Maia was very thankful for the financial benefits of the award. ‘The reality was that it meant less stress and, more importantly, time with my children and whānau.’
She was also humbled to have external validation of her work and efforts.
‘I’ve always had a commitment to Māori health and about things being fair and just,’ she said.
‘There are disparities in all areas of health, but people are just so quick to judge and blame… often ignoring the upstream events that have influenced the health of groups of people, sometimes over many generations.
‘All you have to know about my daughter is that she’s Māori and that means almost 10 years off her life expectancy, and this stays true regardless of her socio-economic status or level of education. There has to be something wrong with that. It’s so unjust.’
Maia is currently working as a senior house officer at Auckland Hospital, rotating through different specialties. She hasn’t yet chosen her specialty, but likes getting to know her patients and the idea of continuity of care.
‘I believe it is important in trying to keep people well, preventing them from having to come back into hospital.’
She also believes that being able to relate to people from different walks of life in a non-judgemental way is very important in health.
‘One of my teachers once said that as doctors we all have personalities or a particular type of person that we struggle with. You just need to be aware and acknowledge it. You have to keep yourself in-check and make sure you offer them the same opportunities as the next person. I think our health system would be a better place if it did work like that.’
The mother of three tells people thinking about a career in medicine that it will provide amazing opportunities.
‘But it’s not glamorous and it’s not beautiful and it’s not flash,’ she said.
‘It’s hard emotionally, but it also has its rewards. And those are huge …’
Maia acknowledges she has a lot to learn as she continues her career path and the work-life balancing act of being a wife, mother and daughter.
‘You have to keep learning and things change all the time in terms of management and treatments.
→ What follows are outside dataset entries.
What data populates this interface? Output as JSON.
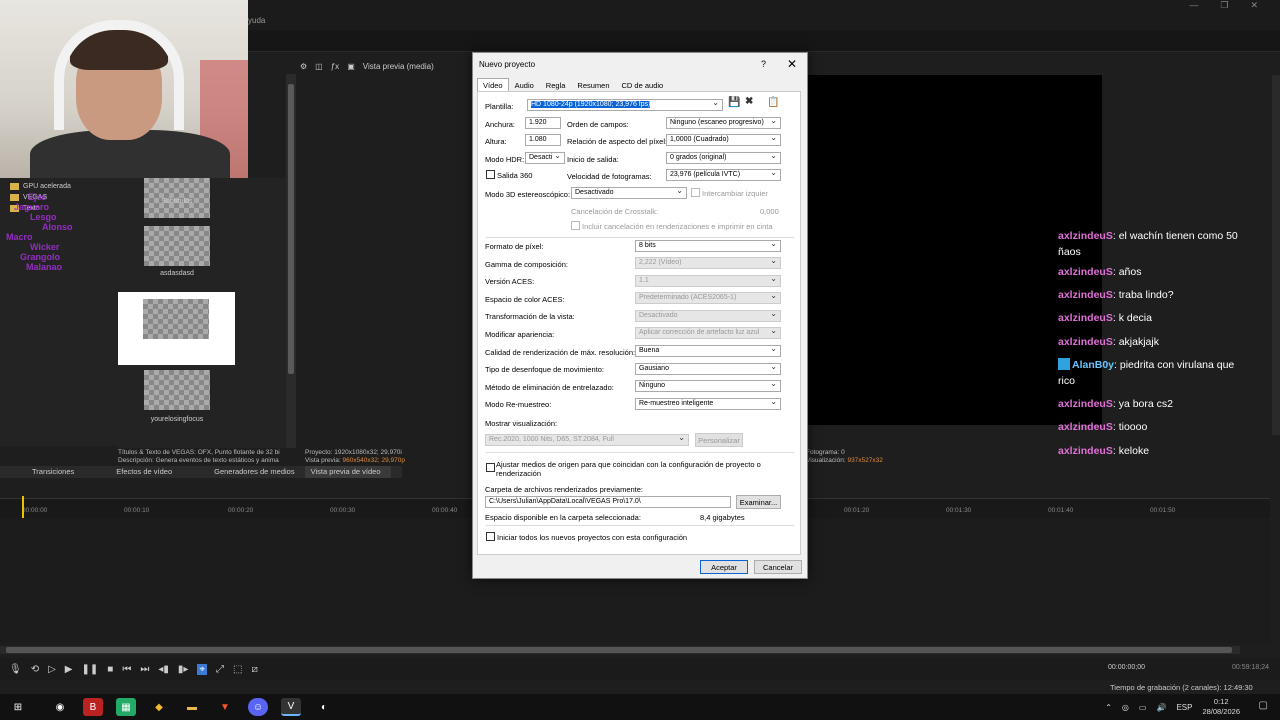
{
  "menu_fragment": "yuda",
  "explorer": {
    "items": [
      "GPU acelerada",
      "VEGAS",
      "Texto"
    ]
  },
  "neon_overlay": [
    "Ejes",
    "Jaguero",
    "Lesgo",
    "Alonso",
    "Macro",
    "Macaro_bolo",
    "Wicker",
    "Grangolo",
    "Malanao"
  ],
  "media": {
    "items": [
      "Subtítulos",
      "asdasdasd",
      "yourelosingfocus"
    ]
  },
  "preview_toolbar": {
    "label": "Vista previa (media)"
  },
  "info": {
    "left_line1": "Títulos & Texto de VEGAS: OFX, Punto flotante de 32 bi",
    "left_line2": "Descripción: Genera eventos de texto estáticos y anima",
    "project_label": "Proyecto:",
    "project_value": "1920x1080x32; 29,970i",
    "preview_label": "Vista previa:",
    "preview_value": "960x540x32; 29,970p",
    "display_label": "Visualización:",
    "display_value": "937x527x32",
    "frame_label": "Fotograma:",
    "frame_value": "0"
  },
  "tabs": [
    "Transiciones",
    "Efectos de vídeo",
    "Generadores de medios",
    "Vista previa de vídeo"
  ],
  "timeline": {
    "ticks": [
      "00:00:00",
      "00:00:10",
      "00:00:20",
      "00:00:30",
      "00:00:40",
      "00:01:20",
      "00:01:30",
      "00:01:40",
      "00:01:50"
    ],
    "cursor_time": "00:00:00;00",
    "total_time": "00:59:18;24",
    "rec_time": "Tiempo de grabación (2 canales): 12:49:30"
  },
  "chat": [
    {
      "user": "axlzindeuS",
      "text": "el wachín tienen como 50 ñaos"
    },
    {
      "user": "axlzindeuS",
      "text": "años"
    },
    {
      "user": "axlzindeuS",
      "text": "traba lindo?"
    },
    {
      "user": "axlzindeuS",
      "text": "k decia"
    },
    {
      "user": "axlzindeuS",
      "text": "akjakjajk"
    },
    {
      "user": "AlanB0y",
      "text": "piedrita con virulana que rico"
    },
    {
      "user": "axlzindeuS",
      "text": "ya bora cs2"
    },
    {
      "user": "axlzindeuS",
      "text": "tioooo"
    },
    {
      "user": "axlzindeuS",
      "text": "keloke"
    }
  ],
  "taskbar": {
    "lang": "ESP",
    "time": "0:12",
    "date": "28/08/2026"
  },
  "dialog": {
    "title": "Nuevo proyecto",
    "help": "?",
    "close": "✕",
    "tabs": [
      "Vídeo",
      "Audio",
      "Regla",
      "Resumen",
      "CD de audio"
    ],
    "plantilla_label": "Plantilla:",
    "plantilla_value": "HD 1080-24p (1920x1080; 23,976 fps)",
    "anchura_label": "Anchura:",
    "anchura_value": "1.920",
    "altura_label": "Altura:",
    "altura_value": "1.080",
    "hdr_label": "Modo HDR:",
    "hdr_value": "Desacti",
    "salida360_label": "Salida 360",
    "orden_label": "Orden de campos:",
    "orden_value": "Ninguno (escaneo progresivo)",
    "relacion_label": "Relación de aspecto del píxel:",
    "relacion_value": "1,0000 (Cuadrado)",
    "inicio_label": "Inicio de salida:",
    "inicio_value": "0 grados (original)",
    "velocidad_label": "Velocidad de fotogramas:",
    "velocidad_value": "23,976 (película IVTC)",
    "modo3d_label": "Modo 3D estereoscópico:",
    "modo3d_value": "Desactivado",
    "intercambiar_label": "Intercambiar izquier",
    "crosstalk_label": "Cancelación de Crosstalk:",
    "crosstalk_value": "0,000",
    "incluir_label": "Incluir cancelación en renderizaciones e imprimir en cinta",
    "formato_label": "Formato de píxel:",
    "formato_value": "8 bits",
    "gamma_label": "Gamma de composición:",
    "gamma_value": "2,222 (Vídeo)",
    "aces_label": "Versión ACES:",
    "aces_value": "1.1",
    "espacio_label": "Espacio de color ACES:",
    "espacio_value": "Predeterminado (ACES2065-1)",
    "transformacion_label": "Transformación de la vista:",
    "transformacion_value": "Desactivado",
    "apariencia_label": "Modificar apariencia:",
    "apariencia_value": "Aplicar corrección de artefacto luz azul",
    "calidad_label": "Calidad de renderización de máx. resolución:",
    "calidad_value": "Buena",
    "desenfoque_label": "Tipo de desenfoque de movimiento:",
    "desenfoque_value": "Gausiano",
    "entrelazado_label": "Método de eliminación de entrelazado:",
    "entrelazado_value": "Ninguno",
    "remuestreo_label": "Modo Re-muestreo:",
    "remuestreo_value": "Re-muestreo inteligente",
    "mostrar_label": "Mostrar visualización:",
    "mostrar_value": "Rec.2020, 1000 Nits, D65, ST.2084, Full",
    "personalizar_label": "Personalizar",
    "ajustar_label": "Ajustar medios de origen para que coincidan con la configuración de proyecto o renderización",
    "carpeta_label": "Carpeta de archivos renderizados previamente:",
    "carpeta_value": "C:\\Users\\Julian\\AppData\\Local\\VEGAS Pro\\17.0\\",
    "examinar_label": "Examinar...",
    "disponible_label": "Espacio disponible en la carpeta seleccionada:",
    "disponible_value": "8,4 gigabytes",
    "iniciar_label": "Iniciar todos los nuevos proyectos con esta configuración",
    "aceptar_label": "Aceptar",
    "cancelar_label": "Cancelar"
  }
}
So you have to keep up with those changes and continue educating yourself,’ she said.
‘But you also get to meet families and children, and children’s children. I can see it being fulfilling forever.’